Broadleaf Microservices
  • v1.0.0-latest-prod


Table of Contents


The Indexing subsystem is a general-purpose process to build or rebuild a search index (e.g. Solr Collection) from another data source. There are two types of (re)indexing in Broadleaf:

  1. Full (Re)indexing (FrI)

  2. Incremental (Re)indexing (IrI)

FrI is the process of building or rebuilding an index entirely. This typically involves truncating the original index, if applicable, reading data from a data source, constructing index-specific documents (or records), writing to the index, and any cleanup activities. The index in question is usually a background or offline index that is not being used by customers, but that could be made foreground or public after FrI occurs, usually by swapping or re-aliasing indexes.

IrI is the process of making small, incremental changes to a foreground, or public, index that is visible by customers. This usually involves receiving an asynchronous event (e.g. via Kafka) and modifying the data in the foreground, or visible, index. No swapping or realiasing of indices is necessary with IrI.

This represents a high level overview of the FrI process:

(Re)Index Activity Diagram

Generally speaking, when an indexer kicks off, it attempts to create a Lock. If it can create a Lock, distributed or local, it raises an event that a reindexing process is begininning which notifies certain components to prepare to begin indexing. The control thread then begins reading context IDs as batches from a source system. This is typically a REST API, but it could be any source of data that can provide context IDs for items that need to be reindexed. The control thread then begins batching IDs and putting them on a Queue (a java.util.concurrent.BlockingQueue). The blocking queue prevents the control thread from over-running the worker threads in a way that could cause an OutOfMemoryError. Each worker thread then polls the BlockingQueue to retrieve a batch of context IDs to process. It then reads the complete set of data from an API or "data source" for the batch of IDs.

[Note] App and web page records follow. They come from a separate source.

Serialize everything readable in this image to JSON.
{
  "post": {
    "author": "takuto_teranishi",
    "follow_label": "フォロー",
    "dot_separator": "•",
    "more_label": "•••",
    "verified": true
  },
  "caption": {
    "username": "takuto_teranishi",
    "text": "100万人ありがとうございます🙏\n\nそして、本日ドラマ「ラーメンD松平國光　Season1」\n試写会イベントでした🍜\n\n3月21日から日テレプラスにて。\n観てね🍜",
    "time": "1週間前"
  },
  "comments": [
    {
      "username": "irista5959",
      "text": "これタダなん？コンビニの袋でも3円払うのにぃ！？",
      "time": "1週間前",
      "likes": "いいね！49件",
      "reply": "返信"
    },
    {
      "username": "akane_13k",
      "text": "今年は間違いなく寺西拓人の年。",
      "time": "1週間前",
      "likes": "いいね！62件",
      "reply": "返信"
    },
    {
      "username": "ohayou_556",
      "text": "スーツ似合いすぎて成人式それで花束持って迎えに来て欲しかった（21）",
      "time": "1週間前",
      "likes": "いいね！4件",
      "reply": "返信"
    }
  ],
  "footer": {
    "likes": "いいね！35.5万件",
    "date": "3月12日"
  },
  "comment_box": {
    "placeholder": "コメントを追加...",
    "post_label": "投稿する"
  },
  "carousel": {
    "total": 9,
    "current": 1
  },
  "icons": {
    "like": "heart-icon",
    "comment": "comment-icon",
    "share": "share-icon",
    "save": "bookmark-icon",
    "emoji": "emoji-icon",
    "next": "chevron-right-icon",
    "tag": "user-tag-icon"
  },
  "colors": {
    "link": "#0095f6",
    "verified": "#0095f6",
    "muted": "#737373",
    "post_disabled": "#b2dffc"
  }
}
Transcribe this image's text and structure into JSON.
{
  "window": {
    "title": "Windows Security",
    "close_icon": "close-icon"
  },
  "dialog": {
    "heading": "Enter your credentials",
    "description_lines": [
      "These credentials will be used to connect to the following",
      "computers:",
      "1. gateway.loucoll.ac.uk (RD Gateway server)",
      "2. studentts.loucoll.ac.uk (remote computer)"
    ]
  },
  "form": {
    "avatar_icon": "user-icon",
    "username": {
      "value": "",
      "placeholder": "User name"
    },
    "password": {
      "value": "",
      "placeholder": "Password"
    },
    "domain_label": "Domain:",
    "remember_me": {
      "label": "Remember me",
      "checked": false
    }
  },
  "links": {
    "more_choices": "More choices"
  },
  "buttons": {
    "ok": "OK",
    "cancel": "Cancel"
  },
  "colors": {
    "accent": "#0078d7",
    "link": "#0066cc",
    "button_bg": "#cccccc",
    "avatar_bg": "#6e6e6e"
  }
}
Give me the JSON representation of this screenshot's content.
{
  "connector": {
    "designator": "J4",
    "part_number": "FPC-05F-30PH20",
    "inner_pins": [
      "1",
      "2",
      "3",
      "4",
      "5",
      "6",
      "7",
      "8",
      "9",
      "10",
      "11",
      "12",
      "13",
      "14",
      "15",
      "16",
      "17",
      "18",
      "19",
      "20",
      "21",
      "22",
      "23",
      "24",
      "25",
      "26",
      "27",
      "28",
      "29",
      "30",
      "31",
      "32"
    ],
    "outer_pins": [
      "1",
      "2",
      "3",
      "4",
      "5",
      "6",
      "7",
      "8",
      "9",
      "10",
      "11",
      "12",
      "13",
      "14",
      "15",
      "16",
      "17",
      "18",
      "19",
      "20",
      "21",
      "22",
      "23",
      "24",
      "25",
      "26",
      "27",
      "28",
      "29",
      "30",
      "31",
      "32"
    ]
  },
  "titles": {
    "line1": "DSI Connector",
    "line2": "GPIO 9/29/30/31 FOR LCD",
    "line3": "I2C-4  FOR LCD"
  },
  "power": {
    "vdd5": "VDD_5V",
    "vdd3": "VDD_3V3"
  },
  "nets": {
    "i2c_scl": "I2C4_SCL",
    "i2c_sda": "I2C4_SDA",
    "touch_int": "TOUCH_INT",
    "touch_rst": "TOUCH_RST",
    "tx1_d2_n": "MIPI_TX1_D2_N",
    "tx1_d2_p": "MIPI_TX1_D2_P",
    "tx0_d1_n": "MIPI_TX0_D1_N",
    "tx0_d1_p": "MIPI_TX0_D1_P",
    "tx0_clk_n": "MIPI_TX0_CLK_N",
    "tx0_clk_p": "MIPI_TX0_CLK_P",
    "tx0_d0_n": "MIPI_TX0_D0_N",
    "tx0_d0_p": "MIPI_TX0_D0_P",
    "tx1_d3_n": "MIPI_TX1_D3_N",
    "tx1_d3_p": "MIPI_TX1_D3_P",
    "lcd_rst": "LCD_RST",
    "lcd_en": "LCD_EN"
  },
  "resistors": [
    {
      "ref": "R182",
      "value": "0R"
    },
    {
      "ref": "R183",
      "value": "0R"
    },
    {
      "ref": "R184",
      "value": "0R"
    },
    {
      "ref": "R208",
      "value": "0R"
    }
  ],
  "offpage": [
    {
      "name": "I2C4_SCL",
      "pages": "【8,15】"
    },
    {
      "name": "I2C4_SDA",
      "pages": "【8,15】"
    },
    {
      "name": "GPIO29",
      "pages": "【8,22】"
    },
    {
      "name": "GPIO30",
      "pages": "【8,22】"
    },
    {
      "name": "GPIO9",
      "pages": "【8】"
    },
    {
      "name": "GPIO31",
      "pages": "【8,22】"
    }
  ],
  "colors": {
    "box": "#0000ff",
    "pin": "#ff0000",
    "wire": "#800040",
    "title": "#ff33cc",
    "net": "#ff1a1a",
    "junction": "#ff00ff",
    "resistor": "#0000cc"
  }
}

This allows a single control thread to fetch the smallest amount of data (an ID) in large batches, break the batch into smaller batches for processing by worker threads, prevent duplicate reads, and ensure that when the end of the data is reached the data is finalized so that there is no ambiguity about how much data is left to process.

There are several important components to consider specifically during the reindex process:

  1. GenericSearchIndexMasterProcessLauncher (abstract) - for example ProductSearchIndexMasterProcessLauncher (concrete)

    1. Obtains a lock from the lock service and kicks off a process to begin reading and reindexing data

  2. GenericSearchIndexWorkerProcessLauncher (abstract) - for example ProductSearchIndexWorkerProcessLauncher (concrete)

    1. Responds to an event to kick off the workers that will do most of the reading and writing of indexed data

  3. QueueLoader (abstract) - for example DefaultProductQueueLoader (concrete)

    1. A component that will begin to load context IDs into a queue for processing by the worker threads

  4. DocumentBuilder (abstract) - for example ProductSolrDocumentBuilder (concrete)

    1. A component to take in Indexable data and produce a Search Engine-specific document (e.g. SolrInputDocument) or record to be written to the search engine

  5. LockService (abstract)

    1. Offers a Lock to ensure that only one control thread can execute certain flows (see DefaultLocalJvmLockService)

  6. QueueProvider (abstract)

    1. A mechanism to provide access to a java.util.concurrent.BlockingQueue (see DefaultLocalQueueProvider)

  7. ProcessStateService (abstract) - for example DefaultProcessStateService (concrete)

    1. A service to allow components (or events) to trigger changes in the state of the reindex process

  8. ProcessStateHolder

    1. A component to keep track of the state of the reindex process including allowing for fast fail when an error occurs as well as number of documents indexed, etc.

While you can override almost any Broadleaf component with a custom component, most implementors will not need to override the plumbing for reindexing processes. Rather, the things that are most typically customized or overridden are:

  1. Field Definitions - DB entries that define which fields and field variants should be indexed or added to a document (or searchable record)

  2. DocumentBuilders - Instances of that allows you to programmatically, or more surgically, contribute to the document or record that is being indexed

Other things that are typical when customizing the behavior or performance characteristics of Indexers are:

  1. Make use of distributed indexers using Apache Ignite, for example. See details here

    1. Note that this is a more complicated deployment and my not be necessary for everyone. This is more appropriate for huge data sets and situations where large data sets need to be reidexed often or in very short periods of time